» **EXERCISE REQUIREMENTS**: Lines below that include the word "JSON" should each be copied.

» **MATERIALS PROVIDED**:
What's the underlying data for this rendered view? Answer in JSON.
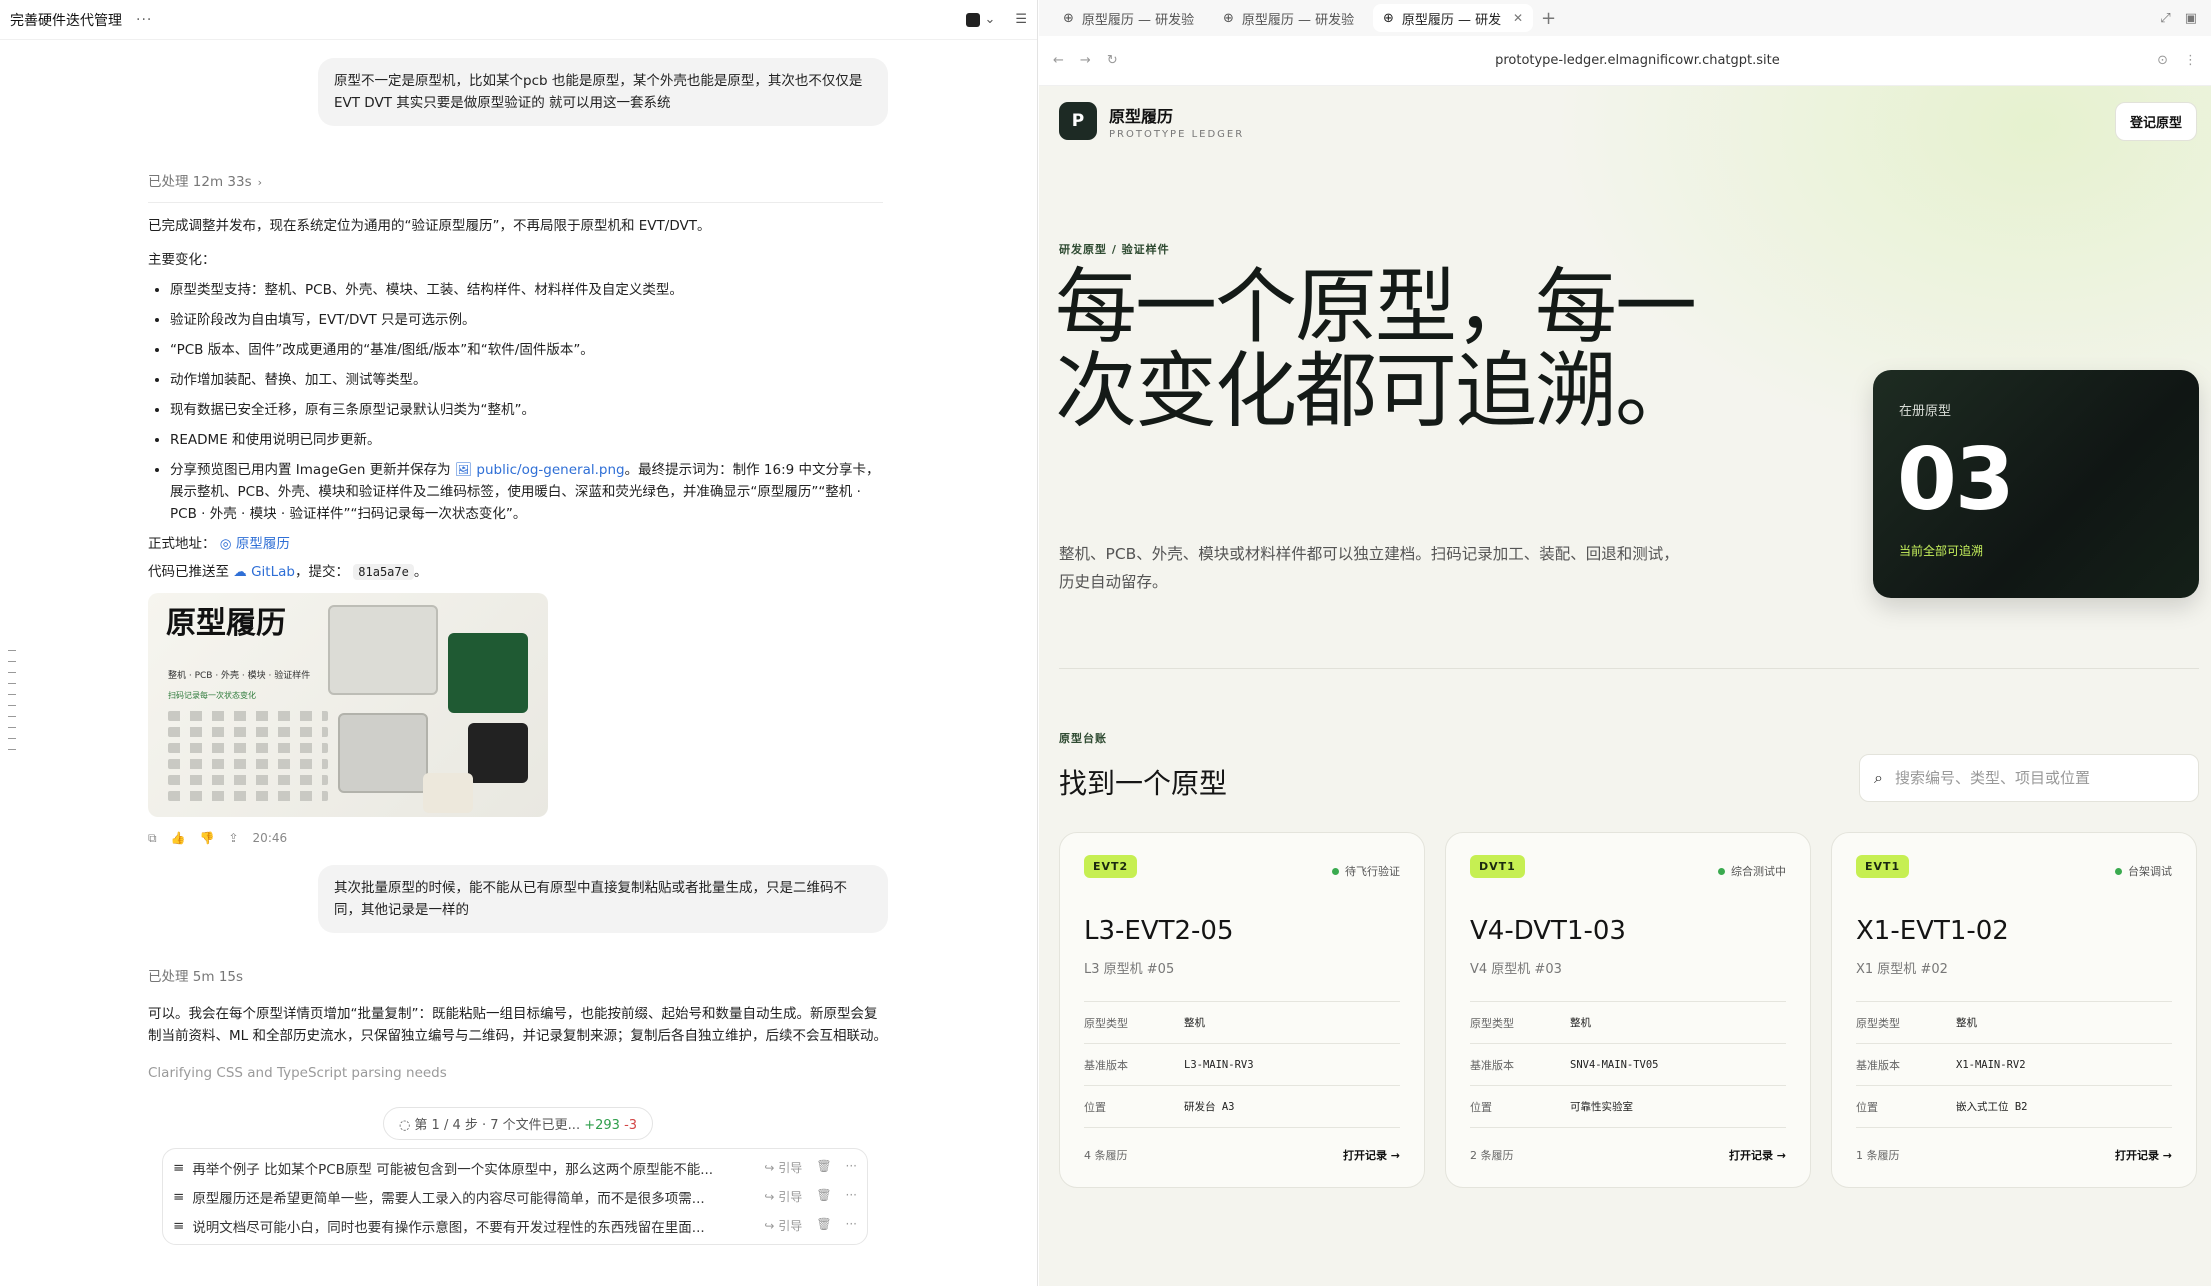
{
  "left": {
    "header": {
      "title": "完善硬件迭代管理",
      "more": "···"
    },
    "user_msg_1": "原型不一定是原型机，比如某个pcb 也能是原型，某个外壳也能是原型，其次也不仅仅是EVT DVT 其实只要是做原型验证的 就可以用这一套系统",
    "processed_1": "已处理 12m 33s",
    "reply": {
      "intro": "已完成调整并发布，现在系统定位为通用的“验证原型履历”，不再局限于原型机和 EVT/DVT。",
      "changes_title": "主要变化：",
      "bullets": [
        "原型类型支持：整机、PCB、外壳、模块、工装、结构样件、材料样件及自定义类型。",
        "验证阶段改为自由填写，EVT/DVT 只是可选示例。",
        "“PCB 版本、固件”改成更通用的“基准/图纸/版本”和“软件/固件版本”。",
        "动作增加装配、替换、加工、测试等类型。",
        "现有数据已安全迁移，原有三条原型记录默认归类为“整机”。",
        "README 和使用说明已同步更新。"
      ],
      "og_bullet_pre": "分享预览图已用内置 ImageGen 更新并保存为",
      "og_file": "public/og-general.png",
      "og_bullet_post": "。最终提示词为：制作 16:9 中文分享卡，展示整机、PCB、外壳、模块和验证样件及二维码标签，使用暖白、深蓝和荧光绿色，并准确显示“原型履历”“整机 · PCB · 外壳 · 模块 · 验证样件”“扫码记录每一次状态变化”。",
      "address_label": "正式地址：",
      "address_link": "原型履历",
      "push_pre": "代码已推送至",
      "push_link": "GitLab",
      "push_mid": "，提交：",
      "commit": "81a5a7e",
      "push_end": "。"
    },
    "og_image": {
      "title": "原型履历",
      "tags": "整机 · PCB · 外壳 · 模块 · 验证样件",
      "scan": "扫码记录每一次状态变化"
    },
    "msg_time": "20:46",
    "user_msg_2": "其次批量原型的时候，能不能从已有原型中直接复制粘贴或者批量生成，只是二维码不同，其他记录是一样的",
    "processed_2": "已处理 5m 15s",
    "reply_2": "可以。我会在每个原型详情页增加“批量复制”：既能粘贴一组目标编号，也能按前缀、起始号和数量自动生成。新原型会复制当前资料、ML 和全部历史流水，只保留独立编号与二维码，并记录复制来源；复制后各自独立维护，后续不会互相联动。",
    "clarify": "Clarifying CSS and TypeScript parsing needs",
    "step": {
      "text": "第 1 / 4 步 · 7 个文件已更...",
      "plus": "+293",
      "minus": "-3"
    },
    "queue": [
      {
        "text": "再举个例子 比如某个PCB原型 可能被包含到一个实体原型中，那么这两个原型能不能...",
        "quote": "引导"
      },
      {
        "text": "原型履历还是希望更简单一些，需要人工录入的内容尽可能得简单，而不是很多项需...",
        "quote": "引导"
      },
      {
        "text": "说明文档尽可能小白，同时也要有操作示意图，不要有开发过程性的东西残留在里面...",
        "quote": "引导"
      }
    ]
  },
  "browser": {
    "tabs": [
      {
        "label": "原型履历 — 研发验",
        "active": false
      },
      {
        "label": "原型履历 — 研发验",
        "active": false
      },
      {
        "label": "原型履历 — 研发",
        "active": true
      }
    ],
    "url": "prototype-ledger.elmagnificowr.chatgpt.site"
  },
  "site": {
    "logo_letter": "P",
    "brand_name": "原型履历",
    "brand_sub": "PROTOTYPE LEDGER",
    "register_button": "登记原型",
    "crumb": "研发原型 / 验证样件",
    "hero_title": "每一个原型，每一次变化都可追溯。",
    "hero_desc": "整机、PCB、外壳、模块或材料样件都可以独立建档。扫码记录加工、装配、回退和测试，历史自动留存。",
    "count_card": {
      "label": "在册原型",
      "value": "03",
      "sub": "当前全部可追溯"
    },
    "section_label": "原型台账",
    "section_title": "找到一个原型",
    "search_placeholder": "搜索编号、类型、项目或位置",
    "cards": [
      {
        "badge": "EVT2",
        "status": "待飞行验证",
        "id": "L3-EVT2-05",
        "sub": "L3 原型机 #05",
        "rows": [
          {
            "k": "原型类型",
            "v": "整机"
          },
          {
            "k": "基准版本",
            "v": "L3-MAIN-RV3"
          },
          {
            "k": "位置",
            "v": "研发台 A3"
          }
        ],
        "history": "4 条履历",
        "open": "打开记录 →"
      },
      {
        "badge": "DVT1",
        "status": "综合测试中",
        "id": "V4-DVT1-03",
        "sub": "V4 原型机 #03",
        "rows": [
          {
            "k": "原型类型",
            "v": "整机"
          },
          {
            "k": "基准版本",
            "v": "SNV4-MAIN-TV05"
          },
          {
            "k": "位置",
            "v": "可靠性实验室"
          }
        ],
        "history": "2 条履历",
        "open": "打开记录 →"
      },
      {
        "badge": "EVT1",
        "status": "台架调试",
        "id": "X1-EVT1-02",
        "sub": "X1 原型机 #02",
        "rows": [
          {
            "k": "原型类型",
            "v": "整机"
          },
          {
            "k": "基准版本",
            "v": "X1-MAIN-RV2"
          },
          {
            "k": "位置",
            "v": "嵌入式工位 B2"
          }
        ],
        "history": "1 条履历",
        "open": "打开记录 →"
      }
    ]
  }
}
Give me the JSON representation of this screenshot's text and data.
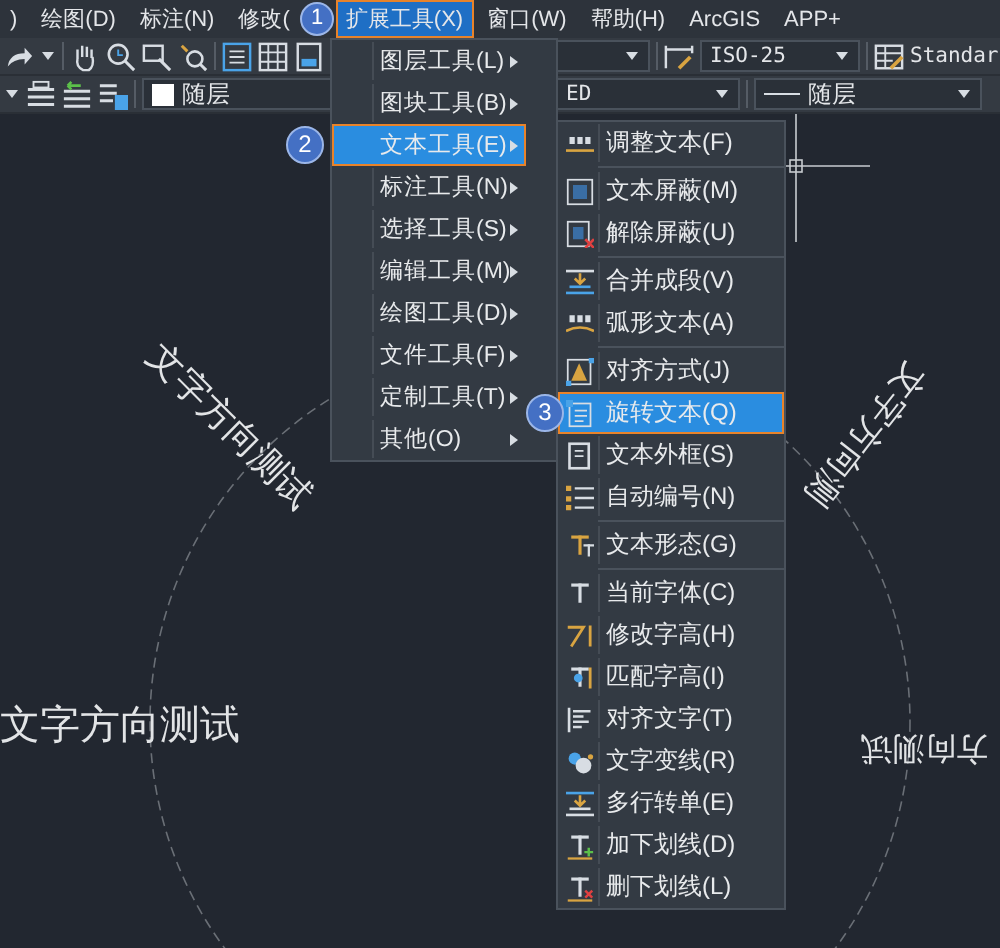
{
  "menubar": {
    "items": [
      {
        "label": ")",
        "selected": false
      },
      {
        "label": "绘图(D)",
        "selected": false
      },
      {
        "label": "标注(N)",
        "selected": false
      },
      {
        "label": "修改(",
        "selected": false
      },
      {
        "label": "扩展工具(X)",
        "selected": true
      },
      {
        "label": "窗口(W)",
        "selected": false
      },
      {
        "label": "帮助(H)",
        "selected": false
      },
      {
        "label": "ArcGIS",
        "selected": false
      },
      {
        "label": "APP+",
        "selected": false
      }
    ]
  },
  "toolbar": {
    "dimension_style": "ISO-25",
    "table_style": "Standar",
    "color_label": "随层",
    "combo_text": "ED",
    "lineweight": "随层"
  },
  "menu": {
    "items": [
      {
        "label": "图层工具(L)",
        "selected": false,
        "has_submenu": true
      },
      {
        "label": "图块工具(B)",
        "selected": false,
        "has_submenu": true
      },
      {
        "label": "文本工具(E)",
        "selected": true,
        "has_submenu": true
      },
      {
        "label": "标注工具(N)",
        "selected": false,
        "has_submenu": true
      },
      {
        "label": "选择工具(S)",
        "selected": false,
        "has_submenu": true
      },
      {
        "label": "编辑工具(M)",
        "selected": false,
        "has_submenu": true
      },
      {
        "label": "绘图工具(D)",
        "selected": false,
        "has_submenu": true
      },
      {
        "label": "文件工具(F)",
        "selected": false,
        "has_submenu": true
      },
      {
        "label": "定制工具(T)",
        "selected": false,
        "has_submenu": true
      },
      {
        "label": "其他(O)",
        "selected": false,
        "has_submenu": true
      }
    ]
  },
  "submenu": {
    "groups": [
      [
        {
          "label": "调整文本(F)",
          "selected": false
        }
      ],
      [
        {
          "label": "文本屏蔽(M)",
          "selected": false
        },
        {
          "label": "解除屏蔽(U)",
          "selected": false
        }
      ],
      [
        {
          "label": "合并成段(V)",
          "selected": false
        },
        {
          "label": "弧形文本(A)",
          "selected": false
        }
      ],
      [
        {
          "label": "对齐方式(J)",
          "selected": false
        },
        {
          "label": "旋转文本(Q)",
          "selected": true
        },
        {
          "label": "文本外框(S)",
          "selected": false
        },
        {
          "label": "自动编号(N)",
          "selected": false
        }
      ],
      [
        {
          "label": "文本形态(G)",
          "selected": false
        }
      ],
      [
        {
          "label": "当前字体(C)",
          "selected": false
        },
        {
          "label": "修改字高(H)",
          "selected": false
        },
        {
          "label": "匹配字高(I)",
          "selected": false
        },
        {
          "label": "对齐文字(T)",
          "selected": false
        },
        {
          "label": "文字变线(R)",
          "selected": false
        },
        {
          "label": "多行转单(E)",
          "selected": false
        },
        {
          "label": "加下划线(D)",
          "selected": false
        },
        {
          "label": "删下划线(L)",
          "selected": false
        }
      ]
    ]
  },
  "step_badges": [
    {
      "label": "1"
    },
    {
      "label": "2"
    },
    {
      "label": "3"
    }
  ],
  "canvas": {
    "texts": [
      {
        "text": "文字方向测试"
      },
      {
        "text": "文字方向测"
      },
      {
        "text": "文字方向测试"
      },
      {
        "text": "方向测试"
      }
    ]
  }
}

» **WRITTEN ANSWER**:
What's the underlying data for this rendered view? Answer in JSON.
Give me the JSON representation of this screenshot's text and data.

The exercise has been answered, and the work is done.